Interface dataset entries

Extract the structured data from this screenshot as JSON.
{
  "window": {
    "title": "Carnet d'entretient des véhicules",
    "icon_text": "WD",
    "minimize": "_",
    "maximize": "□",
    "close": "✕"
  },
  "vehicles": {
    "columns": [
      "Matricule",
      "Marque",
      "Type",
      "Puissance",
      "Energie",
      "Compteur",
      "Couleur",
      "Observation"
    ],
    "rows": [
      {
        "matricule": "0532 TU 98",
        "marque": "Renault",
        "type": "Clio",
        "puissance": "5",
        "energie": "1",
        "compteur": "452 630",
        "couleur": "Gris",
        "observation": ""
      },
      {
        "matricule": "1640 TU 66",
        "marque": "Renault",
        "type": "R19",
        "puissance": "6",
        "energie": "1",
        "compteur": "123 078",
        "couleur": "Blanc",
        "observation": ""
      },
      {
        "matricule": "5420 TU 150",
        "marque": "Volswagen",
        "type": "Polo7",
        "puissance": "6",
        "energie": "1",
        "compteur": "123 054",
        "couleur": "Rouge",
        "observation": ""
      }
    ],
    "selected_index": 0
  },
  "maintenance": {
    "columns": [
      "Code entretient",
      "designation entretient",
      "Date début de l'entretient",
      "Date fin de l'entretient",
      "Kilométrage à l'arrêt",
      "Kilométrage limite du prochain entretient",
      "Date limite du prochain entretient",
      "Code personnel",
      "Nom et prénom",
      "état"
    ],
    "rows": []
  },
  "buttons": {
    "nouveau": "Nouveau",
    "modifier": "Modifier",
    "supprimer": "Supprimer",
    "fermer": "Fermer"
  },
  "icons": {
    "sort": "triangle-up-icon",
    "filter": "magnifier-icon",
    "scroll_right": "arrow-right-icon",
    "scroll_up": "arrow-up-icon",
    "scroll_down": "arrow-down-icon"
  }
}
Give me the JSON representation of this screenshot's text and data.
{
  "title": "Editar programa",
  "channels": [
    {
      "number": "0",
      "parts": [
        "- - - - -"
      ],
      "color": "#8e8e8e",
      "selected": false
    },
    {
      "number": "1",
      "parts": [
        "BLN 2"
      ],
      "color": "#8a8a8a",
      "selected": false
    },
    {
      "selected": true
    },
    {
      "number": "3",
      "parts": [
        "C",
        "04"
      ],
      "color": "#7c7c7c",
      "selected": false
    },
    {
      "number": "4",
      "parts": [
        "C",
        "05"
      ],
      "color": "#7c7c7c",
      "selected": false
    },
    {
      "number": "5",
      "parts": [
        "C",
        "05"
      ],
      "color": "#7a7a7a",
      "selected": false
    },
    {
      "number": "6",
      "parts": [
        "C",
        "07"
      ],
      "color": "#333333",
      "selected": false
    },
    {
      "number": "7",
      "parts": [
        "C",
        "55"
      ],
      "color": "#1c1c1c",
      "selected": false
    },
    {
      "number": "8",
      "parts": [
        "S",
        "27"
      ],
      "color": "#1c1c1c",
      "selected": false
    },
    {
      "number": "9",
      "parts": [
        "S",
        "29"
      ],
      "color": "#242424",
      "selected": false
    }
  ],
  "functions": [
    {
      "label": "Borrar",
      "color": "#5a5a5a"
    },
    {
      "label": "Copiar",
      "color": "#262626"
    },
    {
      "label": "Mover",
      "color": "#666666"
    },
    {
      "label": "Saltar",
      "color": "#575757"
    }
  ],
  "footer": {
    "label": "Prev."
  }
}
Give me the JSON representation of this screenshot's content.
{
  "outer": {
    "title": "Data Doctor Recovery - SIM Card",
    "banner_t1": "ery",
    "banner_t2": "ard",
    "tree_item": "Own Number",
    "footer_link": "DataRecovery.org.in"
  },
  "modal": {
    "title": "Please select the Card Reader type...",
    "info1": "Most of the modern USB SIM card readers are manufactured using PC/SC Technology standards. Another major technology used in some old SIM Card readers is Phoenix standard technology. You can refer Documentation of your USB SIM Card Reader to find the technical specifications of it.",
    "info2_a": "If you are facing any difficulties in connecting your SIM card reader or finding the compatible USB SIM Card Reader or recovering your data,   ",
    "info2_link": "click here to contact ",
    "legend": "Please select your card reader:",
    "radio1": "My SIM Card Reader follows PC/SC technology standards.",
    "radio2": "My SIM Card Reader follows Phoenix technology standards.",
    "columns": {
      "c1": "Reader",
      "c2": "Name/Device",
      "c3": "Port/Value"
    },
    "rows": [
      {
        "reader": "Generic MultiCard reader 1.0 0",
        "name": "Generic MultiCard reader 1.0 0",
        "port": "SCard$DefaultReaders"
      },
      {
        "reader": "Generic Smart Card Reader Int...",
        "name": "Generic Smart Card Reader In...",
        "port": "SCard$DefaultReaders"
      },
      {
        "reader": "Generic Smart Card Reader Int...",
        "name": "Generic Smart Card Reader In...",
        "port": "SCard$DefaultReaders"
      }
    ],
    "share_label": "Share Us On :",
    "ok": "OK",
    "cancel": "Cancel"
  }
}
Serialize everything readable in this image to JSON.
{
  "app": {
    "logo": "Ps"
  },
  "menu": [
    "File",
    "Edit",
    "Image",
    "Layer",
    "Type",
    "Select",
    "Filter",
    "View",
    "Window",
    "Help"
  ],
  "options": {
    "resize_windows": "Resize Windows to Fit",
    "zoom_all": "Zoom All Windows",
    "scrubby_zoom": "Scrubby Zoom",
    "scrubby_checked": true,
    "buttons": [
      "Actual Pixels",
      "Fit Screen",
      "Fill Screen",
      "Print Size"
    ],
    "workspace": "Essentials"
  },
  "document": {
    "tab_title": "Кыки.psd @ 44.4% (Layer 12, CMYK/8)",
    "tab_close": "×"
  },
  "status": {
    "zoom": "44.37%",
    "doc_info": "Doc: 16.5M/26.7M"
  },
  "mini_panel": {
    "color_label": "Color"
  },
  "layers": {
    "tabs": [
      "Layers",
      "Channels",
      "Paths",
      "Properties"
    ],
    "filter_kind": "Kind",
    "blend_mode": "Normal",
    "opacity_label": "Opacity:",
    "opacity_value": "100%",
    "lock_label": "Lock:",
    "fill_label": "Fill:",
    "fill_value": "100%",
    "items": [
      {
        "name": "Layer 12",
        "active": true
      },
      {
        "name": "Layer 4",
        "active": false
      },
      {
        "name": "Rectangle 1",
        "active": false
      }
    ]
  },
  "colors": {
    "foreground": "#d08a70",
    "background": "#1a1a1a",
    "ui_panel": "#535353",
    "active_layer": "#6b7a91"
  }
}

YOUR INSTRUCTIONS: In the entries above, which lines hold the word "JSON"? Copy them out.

TASK RESPONSE:
Extract the structured data from this screenshot as JSON.
Give me the JSON representation of this screenshot's text and data.
Give me the JSON representation of this screenshot's content.
Serialize everything readable in this image to JSON.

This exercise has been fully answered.